All this was done during the presidency of Mahmoud Ahmadinejad.

Following the election of Hassan Rouhani and the resumption of negotiations, the Joint Plan of Action (JPOA), the interim agreement reached between Iran and the six world powers in November 2013, included a full suspension of Iranian enrichment to nearly 20 percent. This halt in 19.75 percent LEU was implemented on January 20, 2014.

By July 2014, the IAEA confirmed that, in line with its commitments under the JPOA, Iran had converted or diluted its entire remaining stockpile of nearly 20 percent LEU to either fuel plates or 5 percent LEU.

Thus, today, when Maddow said that Iran has been producing 20 percent LEU "for a while now" but will, under the terms of the new nuclear framework, "will stop enriching uranium to 20 percent," she ignores the facts that Iran only enriched uranium to 19.75 percent for about two and a half years and stopped doing so well over a year ago.

Maddow, continuing her explanation of the framework, said, "Iran in total has about 19,000 centrifuges right now. In this new deal, they have agreed to go down from 19,000 to 6,000. And they agree that the 6,000 can only be the old crappy ones, not the good ones."

If the U.S. State Department fact sheet is correct, this is roughly accurate. But Maddow probably should have pointed out fewer than 10,000 of those installed centrifuges are actually operational. This is a minor point of criticism, for sure.

Iran doesn't have a "plutonium production plant."

Maddow also gave a slightly confused explanation of how plutonium is produced, effectively claiming that spent fuel rods from reactors can either be "reprocessed into plutonium, which can make a nuclear bomb" and also that "[t]here is, however, one other way to get plutonium, and that is with a specific kind of reactor where you don't have to reprocess anything. It just produces plutonium as a byproduct of running that reactor. Iran has built one of those reactors, or at least is in the process of building one of those reactors at a place call Arak."

This isn't right. All nuclear reactors - regardless of configuration - produce plutonium in their spent fuel as a byproduct. Light water reactors (like Bushehr) produce less than heavy water reactors (like Arak), but all plutonium must be first extracted from the spent fuel and reprocessed to weapons grade material.

While Maddow correctly noted that "Iran apparently does not now have the technology or know-how to make plutonium that could be used in a bomb by reprocessing spent fuel from nuclear reactors" and "will not develop it," she said this was a new decision made by Iran under the framework. Actually, Iran has long forgone research and development of any reprocessing capability, as verified repeatedly by the IAEA for years.

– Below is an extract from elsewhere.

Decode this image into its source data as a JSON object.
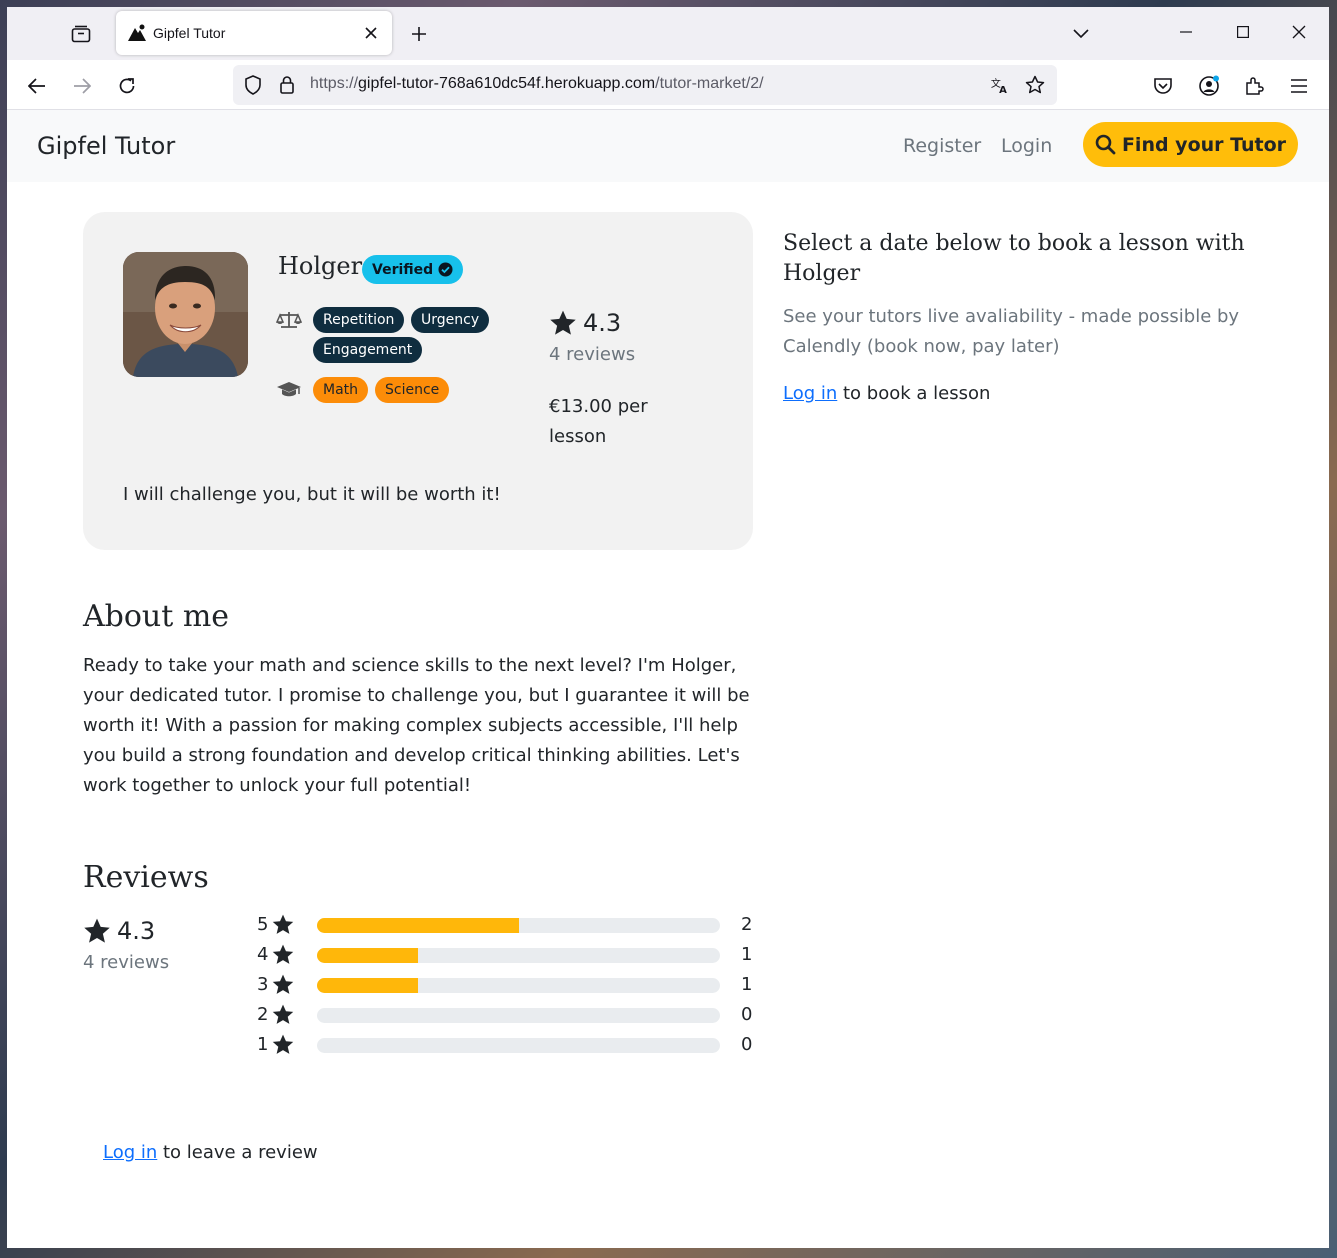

This image is not of Iran's Arak reactor. It's actually a test reactor located in Idaho.

After her long intro, Maddow's first guest was Joe Cirincione, head of the Ploughshares Fund. To her credit, Maddow insisted Cirincione correct any mistakes she may have made. While he praised her detailed analysis, he did note that Arak "actually does make plutonium in the fuel rods and it does have to be reprocessed." After more prodding by Maddow, he added, "Every reactor core produces some plutonium in the fuel rods. The original design, they would have been producing about eight kilograms, enough for about two bombs a year. Completely reconfigure the core, less than one kilogram, not enough for a nuclear bomb."

Maddow's willingness to learn and be corrected deserves respect. Not many news hosts in her position would do the same. Hopefully, as she learns more about the Iranian nuclear program, her audience will learn along with her. Unfortunately, minor errors and vague insinuations still carry dangerous consequences as misunderstanding breeds alarmism, especially on this issue.

Getting the facts right is the best way to challenge the nearly-ubiquitous propaganda and hysteria the American public is subjected to on a regular basis. As a comprehensive, final agreement between Iran and the P5+1 takes shape and details are hammered out in the coming months, it'll be even more important to sweat the small stuff.

*****